#### ENTRIES SUPPLIED:
════════════════════

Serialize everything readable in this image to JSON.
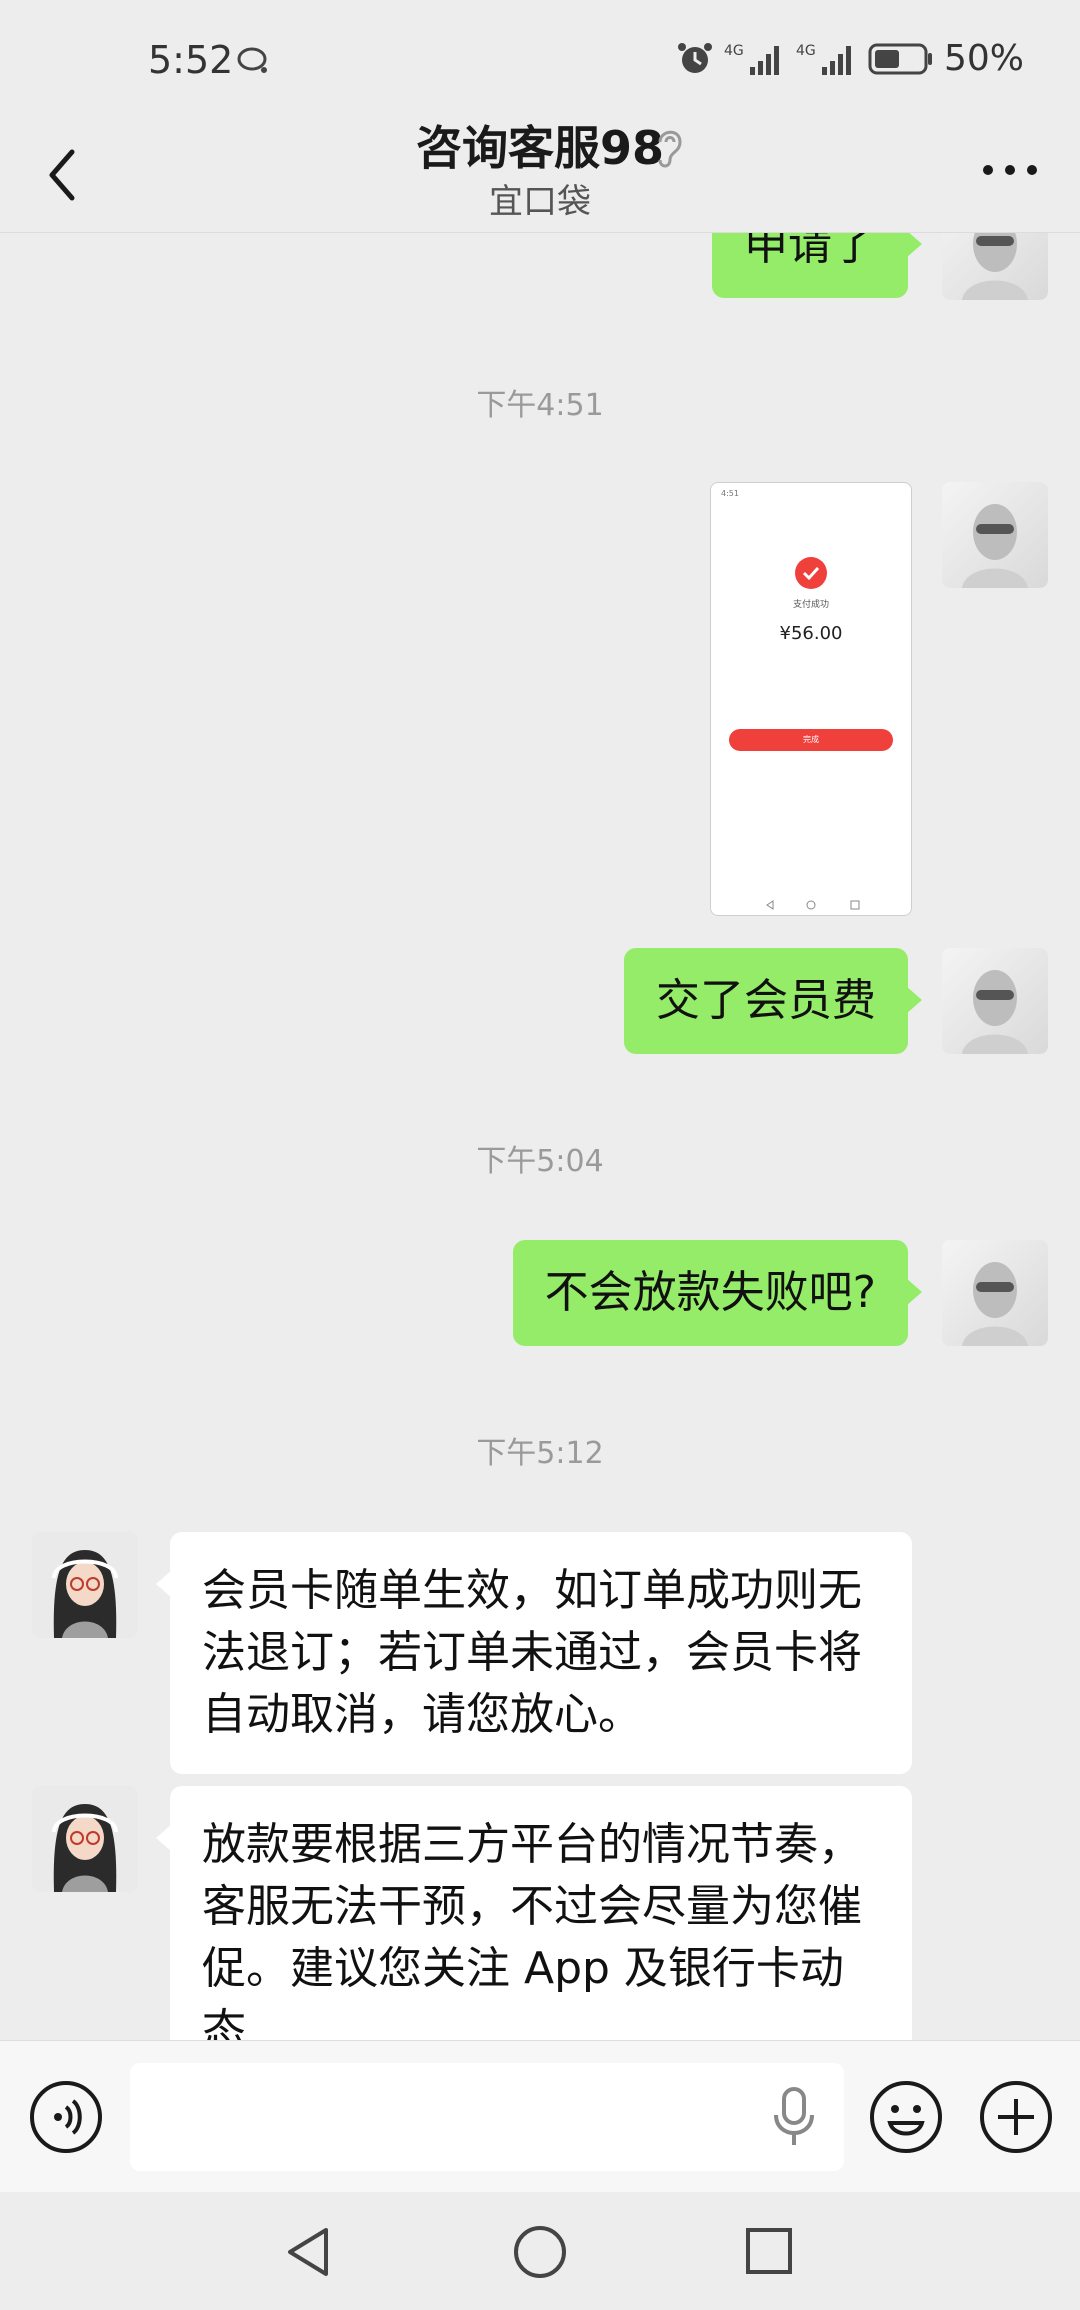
{
  "status_bar": {
    "time": "5:52",
    "battery_percent": "50%",
    "network_1": "4G",
    "network_2": "4G"
  },
  "header": {
    "title": "咨询客服98",
    "subtitle": "宜口袋"
  },
  "messages": {
    "m0": "申请了",
    "ts1": "下午4:51",
    "img_thumb": {
      "status": "4:51",
      "label": "支付成功",
      "amount": "¥56.00",
      "button": "完成"
    },
    "m2": "交了会员费",
    "ts2": "下午5:04",
    "m3": "不会放款失败吧?",
    "ts3": "下午5:12",
    "m4": "会员卡随单生效，如订单成功则无法退订；若订单未通过，会员卡将自动取消，请您放心。",
    "m5": "放款要根据三方平台的情况节奏，客服无法干预，不过会尽量为您催促。建议您关注 App 及银行卡动态"
  },
  "input": {
    "placeholder": ""
  },
  "colors": {
    "green_bubble": "#95ec69",
    "background": "#ededed",
    "white_bubble": "#ffffff"
  },
  "icons": [
    "back-arrow-icon",
    "ear-icon",
    "more-icon",
    "voice-icon",
    "mic-icon",
    "emoji-icon",
    "plus-icon",
    "nav-back-icon",
    "nav-home-icon",
    "nav-recent-icon"
  ]
}
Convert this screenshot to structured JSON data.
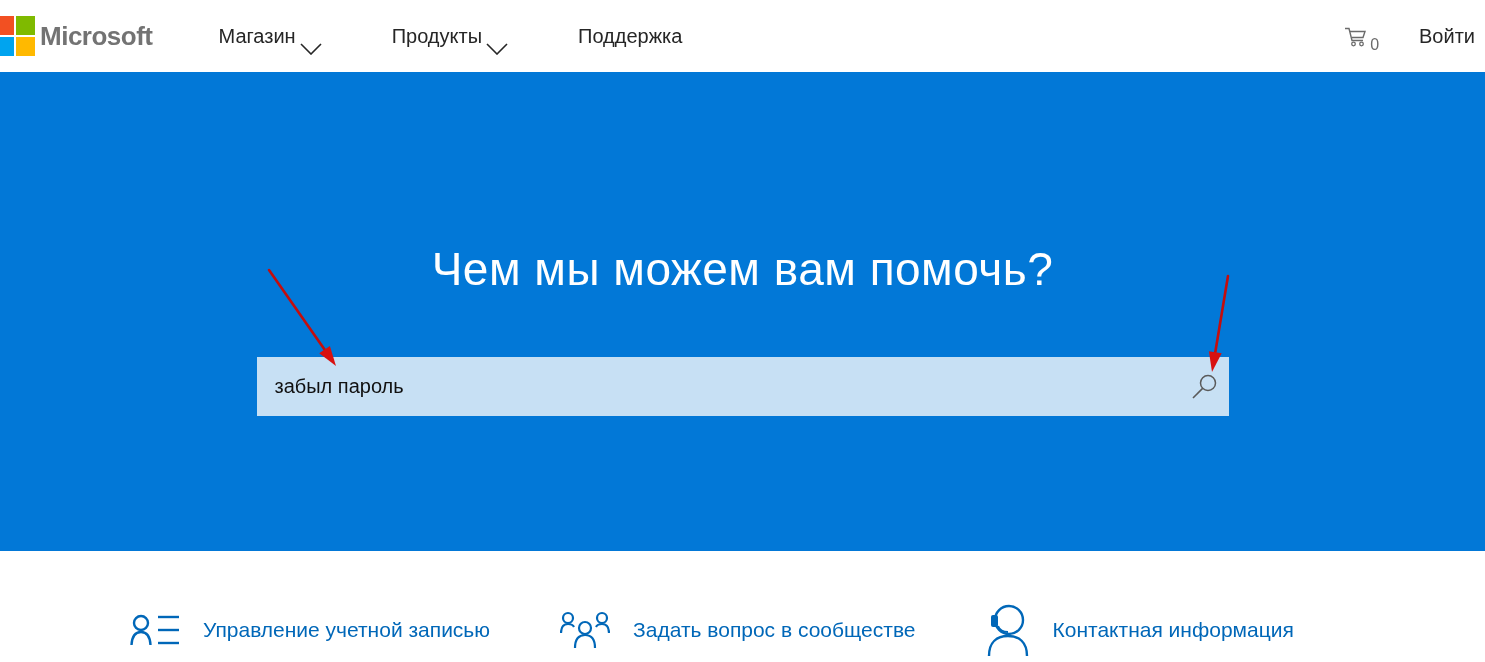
{
  "header": {
    "logo": {
      "text": "Microsoft"
    },
    "nav": [
      {
        "label": "Магазин",
        "dropdown": true
      },
      {
        "label": "Продукты",
        "dropdown": true
      },
      {
        "label": "Поддержка",
        "dropdown": false
      }
    ],
    "cart": {
      "count": "0"
    },
    "sign_in": "Войти"
  },
  "hero": {
    "title": "Чем мы можем вам помочь?",
    "search": {
      "value": "забыл пароль"
    }
  },
  "links": [
    {
      "kind": "account",
      "label": "Управление учетной записью"
    },
    {
      "kind": "community",
      "label": "Задать вопрос в сообществе"
    },
    {
      "kind": "contact",
      "label": "Контактная информация"
    }
  ]
}
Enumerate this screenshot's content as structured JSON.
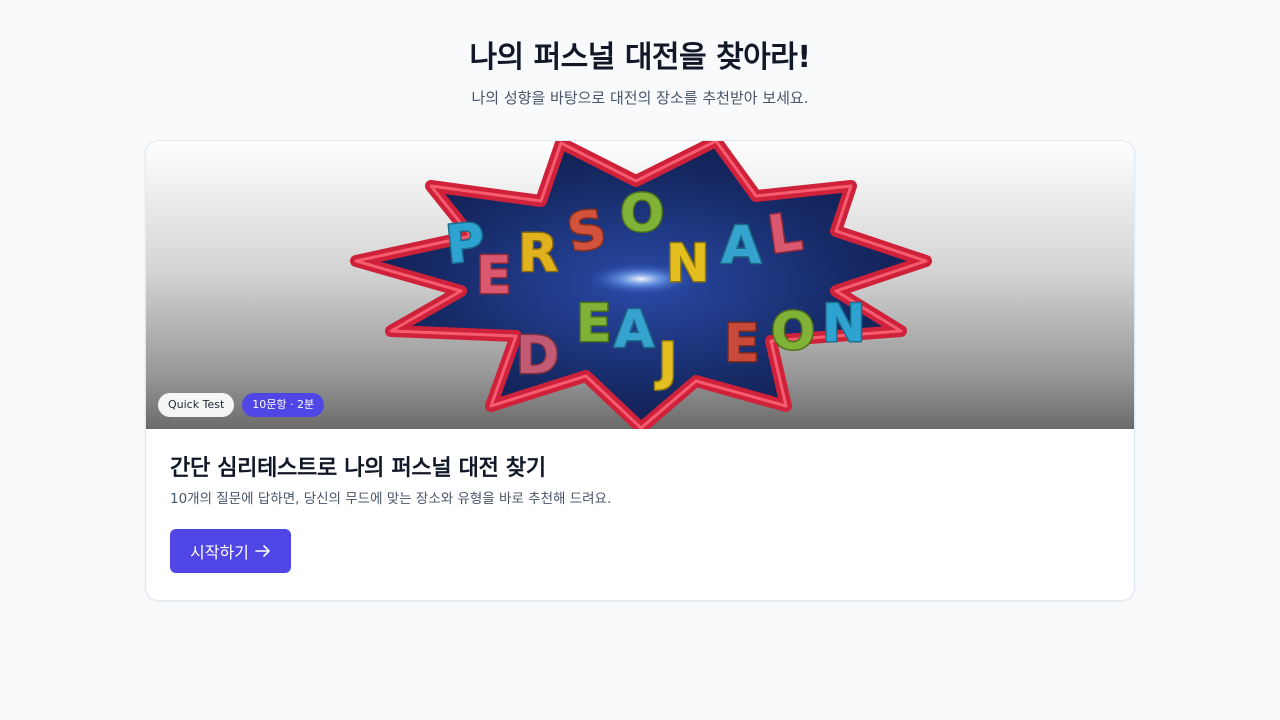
{
  "header": {
    "title": "나의 퍼스널 대전을 찾아라!",
    "subtitle": "나의 성향을 바탕으로 대전의 장소를 추천받아 보세요."
  },
  "card": {
    "hero": {
      "line1": "PERSONAL",
      "line2": "DAEJEON",
      "badges": {
        "quick": "Quick Test",
        "meta": "10문항 · 2분"
      }
    },
    "title": "간단 심리테스트로 나의 퍼스널 대전 찾기",
    "description": "10개의 질문에 답하면, 당신의 무드에 맞는 장소와 유형을 바로 추천해 드려요.",
    "start_button": "시작하기",
    "start_icon": "arrow-right-icon"
  },
  "colors": {
    "accent": "#4f46e5",
    "burst_outline": "#d0213a",
    "burst_fill": "#14245a"
  }
}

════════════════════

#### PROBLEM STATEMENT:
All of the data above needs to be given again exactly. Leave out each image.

#### EXERCISE ANSWER:
Serialize everything readable in this image to JSON.
{
  "status_bar": {
    "time": "5:52",
    "battery_percent": "50%",
    "network_1": "4G",
    "network_2": "4G"
  },
  "header": {
    "title": "咨询客服98",
    "subtitle": "宜口袋"
  },
  "messages": {
    "m0": "申请了",
    "ts1": "下午4:51",
    "img_thumb": {
      "status": "4:51",
      "label": "支付成功",
      "amount": "¥56.00",
      "button": "完成"
    },
    "m2": "交了会员费",
    "ts2": "下午5:04",
    "m3": "不会放款失败吧?",
    "ts3": "下午5:12",
    "m4": "会员卡随单生效，如订单成功则无法退订；若订单未通过，会员卡将自动取消，请您放心。",
    "m5": "放款要根据三方平台的情况节奏，客服无法干预，不过会尽量为您催促。建议您关注 App 及银行卡动态"
  },
  "input": {
    "placeholder": ""
  },
  "colors": {
    "green_bubble": "#95ec69",
    "background": "#ededed",
    "white_bubble": "#ffffff"
  },
  "icons": [
    "back-arrow-icon",
    "ear-icon",
    "more-icon",
    "voice-icon",
    "mic-icon",
    "emoji-icon",
    "plus-icon",
    "nav-back-icon",
    "nav-home-icon",
    "nav-recent-icon"
  ]
}
Convert this screenshot to structured JSON data.
{
  "header": {
    "logo": {
      "text": "Microsoft"
    },
    "nav": [
      {
        "label": "Магазин",
        "dropdown": true
      },
      {
        "label": "Продукты",
        "dropdown": true
      },
      {
        "label": "Поддержка",
        "dropdown": false
      }
    ],
    "cart": {
      "count": "0"
    },
    "sign_in": "Войти"
  },
  "hero": {
    "title": "Чем мы можем вам помочь?",
    "search": {
      "value": "забыл пароль"
    }
  },
  "links": [
    {
      "kind": "account",
      "label": "Управление учетной записью"
    },
    {
      "kind": "community",
      "label": "Задать вопрос в сообществе"
    },
    {
      "kind": "contact",
      "label": "Контактная информация"
    }
  ]
}
Enumerate this screenshot's content as structured JSON.
{
  "header": {
    "title": "나의 퍼스널 대전을 찾아라!",
    "subtitle": "나의 성향을 바탕으로 대전의 장소를 추천받아 보세요."
  },
  "card": {
    "hero": {
      "line1": "PERSONAL",
      "line2": "DAEJEON",
      "badges": {
        "quick": "Quick Test",
        "meta": "10문항 · 2분"
      }
    },
    "title": "간단 심리테스트로 나의 퍼스널 대전 찾기",
    "description": "10개의 질문에 답하면, 당신의 무드에 맞는 장소와 유형을 바로 추천해 드려요.",
    "start_button": "시작하기",
    "start_icon": "arrow-right-icon"
  },
  "colors": {
    "accent": "#4f46e5",
    "burst_outline": "#d0213a",
    "burst_fill": "#14245a"
  }
}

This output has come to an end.